All entries should be copied exactly; the pictures stay out.

[Dataset rows for apps and sites]
=== Section Start ===

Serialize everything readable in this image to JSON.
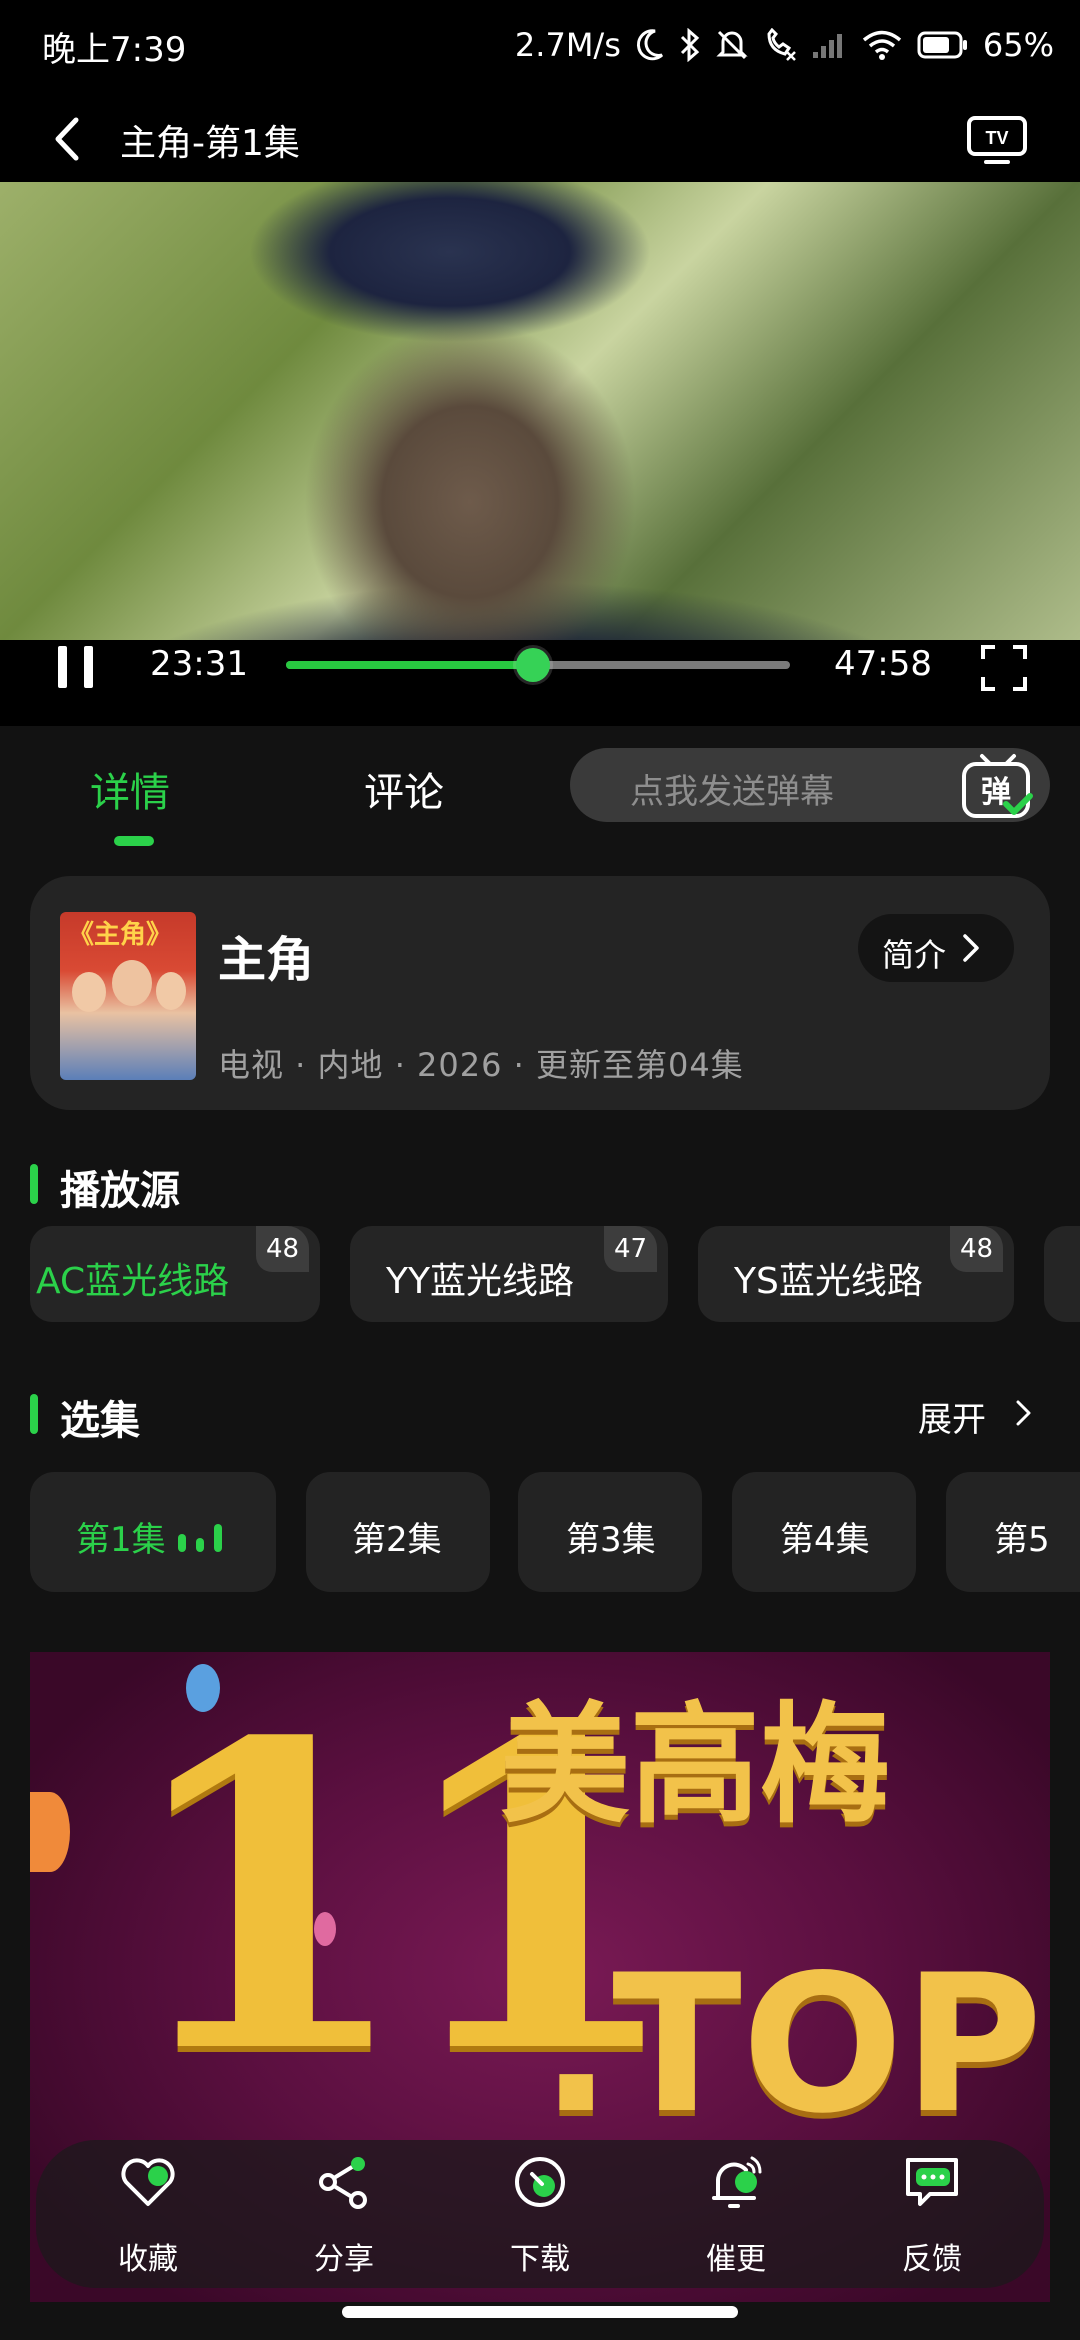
{
  "status_bar": {
    "time": "晚上7:39",
    "network_speed": "2.7M/s",
    "battery_percent": "65%"
  },
  "header": {
    "title": "主角-第1集"
  },
  "player": {
    "current_time": "23:31",
    "total_time": "47:58",
    "progress_fraction": 0.49
  },
  "tabs": {
    "details": "详情",
    "comments": "评论"
  },
  "danmu": {
    "placeholder": "点我发送弹幕",
    "icon_char": "弹"
  },
  "show": {
    "poster_text": "《主角》",
    "title": "主角",
    "intro_label": "简介",
    "meta": "电视 · 内地 · 2026 · 更新至第04集"
  },
  "sources": {
    "title": "播放源",
    "items": [
      {
        "label": "AC蓝光线路",
        "count": "48",
        "active": true
      },
      {
        "label": "YY蓝光线路",
        "count": "47",
        "active": false
      },
      {
        "label": "YS蓝光线路",
        "count": "48",
        "active": false
      }
    ]
  },
  "episodes": {
    "title": "选集",
    "expand_label": "展开",
    "items": [
      "第1集",
      "第2集",
      "第3集",
      "第4集",
      "第5"
    ]
  },
  "ad": {
    "number": "11",
    "name": "美高梅",
    "domain": ".TOP"
  },
  "actions": {
    "favorite": "收藏",
    "share": "分享",
    "download": "下载",
    "urge_update": "催更",
    "feedback": "反馈"
  },
  "colors": {
    "accent": "#2bd14a",
    "background": "#121212",
    "card": "#242424"
  }
}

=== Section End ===

**Response**.
Serialize everything readable in this image to JSON.
{
  "status_bar": {
    "time": "晚上7:39",
    "network_speed": "2.7M/s",
    "battery_percent": "65%"
  },
  "header": {
    "title": "主角-第1集"
  },
  "player": {
    "current_time": "23:31",
    "total_time": "47:58",
    "progress_fraction": 0.49
  },
  "tabs": {
    "details": "详情",
    "comments": "评论"
  },
  "danmu": {
    "placeholder": "点我发送弹幕",
    "icon_char": "弹"
  },
  "show": {
    "poster_text": "《主角》",
    "title": "主角",
    "intro_label": "简介",
    "meta": "电视 · 内地 · 2026 · 更新至第04集"
  },
  "sources": {
    "title": "播放源",
    "items": [
      {
        "label": "AC蓝光线路",
        "count": "48",
        "active": true
      },
      {
        "label": "YY蓝光线路",
        "count": "47",
        "active": false
      },
      {
        "label": "YS蓝光线路",
        "count": "48",
        "active": false
      }
    ]
  },
  "episodes": {
    "title": "选集",
    "expand_label": "展开",
    "items": [
      "第1集",
      "第2集",
      "第3集",
      "第4集",
      "第5"
    ]
  },
  "ad": {
    "number": "11",
    "name": "美高梅",
    "domain": ".TOP"
  },
  "actions": {
    "favorite": "收藏",
    "share": "分享",
    "download": "下载",
    "urge_update": "催更",
    "feedback": "反馈"
  },
  "colors": {
    "accent": "#2bd14a",
    "background": "#121212",
    "card": "#242424"
  }
}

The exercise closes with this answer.